Indian flag on a wooden board

View from India: Think nano, get big results

Image credit: Dreamstime

One nanometre is measurably one-billionth of a metre, yet its minuscule size has attracted researchers and bio scientists. Pursuers of this unique technology have explored its various facets and integrated it into diverse fields.

Logically, anything which is of the size of a nanometre will have gone unnoticed, but in the nano world almost everything seems different. “The properties of the nanometre are far too fascinating and intriguing for researchers and scientists to ignore. Nano-engineering enables professionals to exploit the physical-chemical properties of the nanometre. It has found applications in diverse verticals ranging from the semiconductor chip to transistors,” said Professor Srinivasan Raghavan of the Centre for Nano Science and Engineering, Indian Institute of Science (IISc), at the Bengaluru India Nano 2022.

Broadly, nanotechnology finds applications in medicine, energy and industrial verticals, and may gain mainstream relevance if it is positioned as a low-cost technology for the healthcare of the rural population. Take the case of a blood sample: “The nano chip can be used for blood analysis, whose report can be sent to the doctor through the smartphone. So even if someone from a remote or rural location requires healthcare, the individual can access a doctor,” pointed out Raghavan.

The properties of nano materials can improve the treatment of cardiac diseases that are a worldwide concern. “Cardiovascular disease affects the heart and blood flow. India has reported that 63 per cent of deaths are caused by non-communicable diseases of which cardiovascular diseases form a major chunk,” said Dr S Swaminathan at the Centre for Nanotechnology and Advanced Biomaterials, SASTRA Deemed University, Thanjavur. If cardiac diseases can be fatal, accident-related injuries are equally alarming. Dr Swaminathan’s translational research led him and his group to begin work on nano materials for healthcare. The outcome is that nano fibres are being used to regenerate tissues such as skin, nerves, infarcted heart and blood vessels. Nano materials help address cardiovascular thinning and facilitate the blood flow into the valves of the heart.

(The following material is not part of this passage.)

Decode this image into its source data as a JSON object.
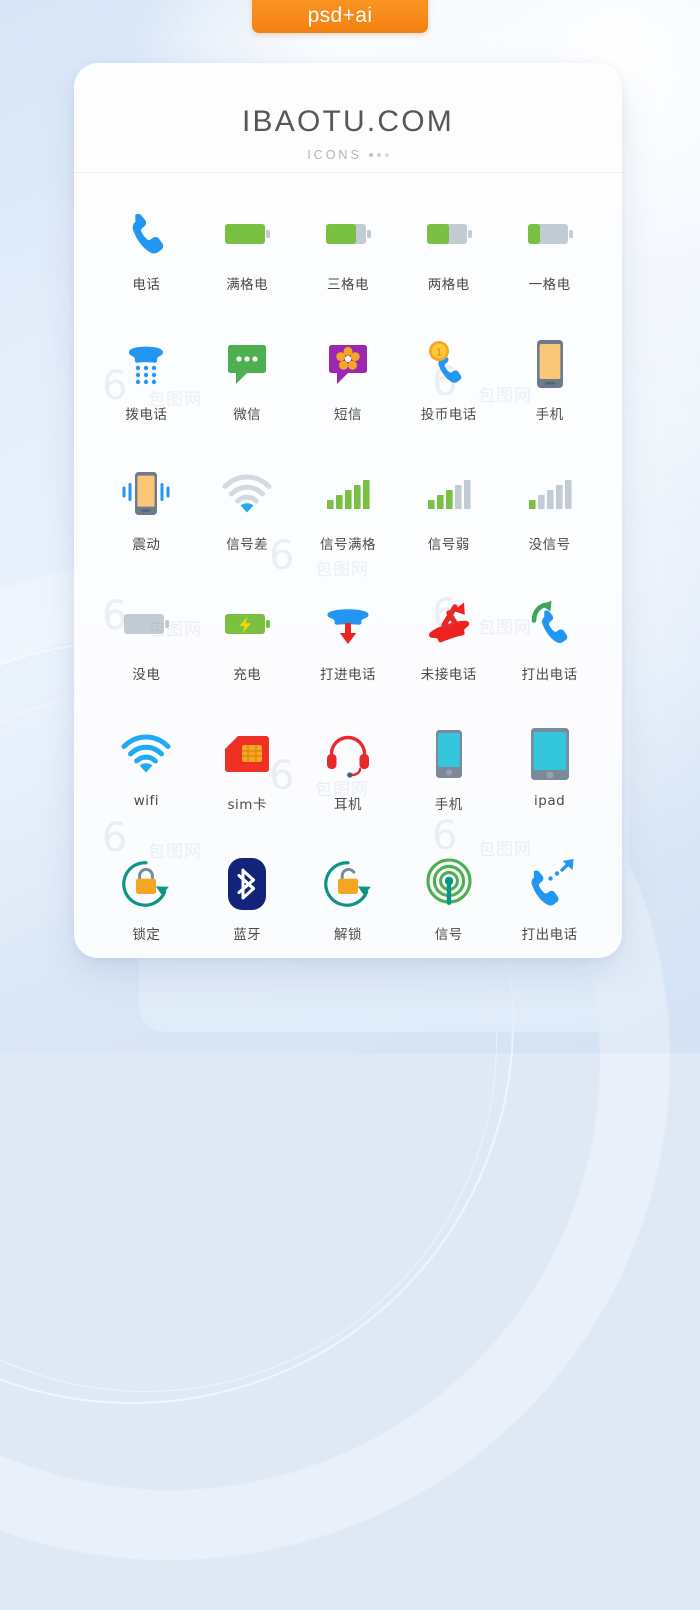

Nano materials are used in tissue engineering to regenerate the diseased tissue. “The overall objective of skin tissue engineering is to develop random nano fibres for tissue regeneration. The skin incidentally is the largest organ and the third most prolific part of the human body. An injury can leave the layers of the skin damaged. It becomes a clinical challenge to treat such wounds,” added Dr Swaminathan. In the case of wounds and accidents, 3D bio-printing is leveraged to create skin grafts and fabricate the skin tissue.

Futuristically, communication technology points to a shifting scenario where photons will be used in place of electrons. Nano components have a role to play, as nanoparticles absorb photons and re-emit them as photons of longer wavelengths. The thermal insulation of nano components can help lower energy consumption; nanoparticles can help in lowering the carbon footprint.

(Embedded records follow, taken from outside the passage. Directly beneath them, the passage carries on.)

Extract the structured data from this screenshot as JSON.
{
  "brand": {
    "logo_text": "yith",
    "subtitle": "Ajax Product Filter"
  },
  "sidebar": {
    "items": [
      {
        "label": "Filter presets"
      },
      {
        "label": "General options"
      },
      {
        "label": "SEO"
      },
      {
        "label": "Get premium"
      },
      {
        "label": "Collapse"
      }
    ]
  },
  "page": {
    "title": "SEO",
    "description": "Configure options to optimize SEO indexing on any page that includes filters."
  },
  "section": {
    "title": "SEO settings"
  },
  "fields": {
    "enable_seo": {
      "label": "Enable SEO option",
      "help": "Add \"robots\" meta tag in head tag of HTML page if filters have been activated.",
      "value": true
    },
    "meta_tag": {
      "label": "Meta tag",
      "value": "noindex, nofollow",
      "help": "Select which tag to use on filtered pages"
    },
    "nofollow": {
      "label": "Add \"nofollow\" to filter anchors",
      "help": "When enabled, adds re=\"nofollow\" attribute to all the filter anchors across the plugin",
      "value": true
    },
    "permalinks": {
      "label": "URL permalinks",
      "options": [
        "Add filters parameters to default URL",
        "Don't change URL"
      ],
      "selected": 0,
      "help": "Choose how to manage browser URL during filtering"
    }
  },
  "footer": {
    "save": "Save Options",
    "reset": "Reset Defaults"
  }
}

“Carbon dioxide emission, global warming and rising sea levels are a global threat. It is crucial to reduce CO2 emission or capture CO2 and convert it into something that is environment friendly,” said Professor Peidong Yang of the College of Chemistry, University of California, Berkeley, USA. This conviction urged Yang to explore the process of artificial photosynthesis and discover its facets. What makes artificial photosynthesis different from natural photosynthesis is that it converts CO2 into useful chemicals while releasing energy. This happens through sunlight and renewable energy. Interestingly, the process is carbon-neutral; the synthetic photosynthesis has happened through a synergy between nanoscience and technology where nano wires have been implemented to convert the rays of the sun into liquid fuel. 

Nanotechnology can help lower carbon emission. Nano scientists are working on hydrogen-based fuel cells for electric vehicles (EVs). Though EVs rely on lithium-ion batteries, they are not fully free of carbon emissions. Vehicular emission can be lowered by lowering the weight of vehicles, and so researchers have explored the possibility of using lightweight nano-composite materials to reduce the weight of the vehicle.

Coming to the construction industry, nano-structured materials could help lower the heat transfer in building elements. In the case of heating systems, heading loads can also be brought down.

In summary, one hopes that scientists and researchers whet opportunities in nanotechnology. With political support and investments, their solutions could become game-changers in the climate change scenario.

Sign up to the E&T News e-mail to get great stories like this delivered to your inbox every day.

Recent articles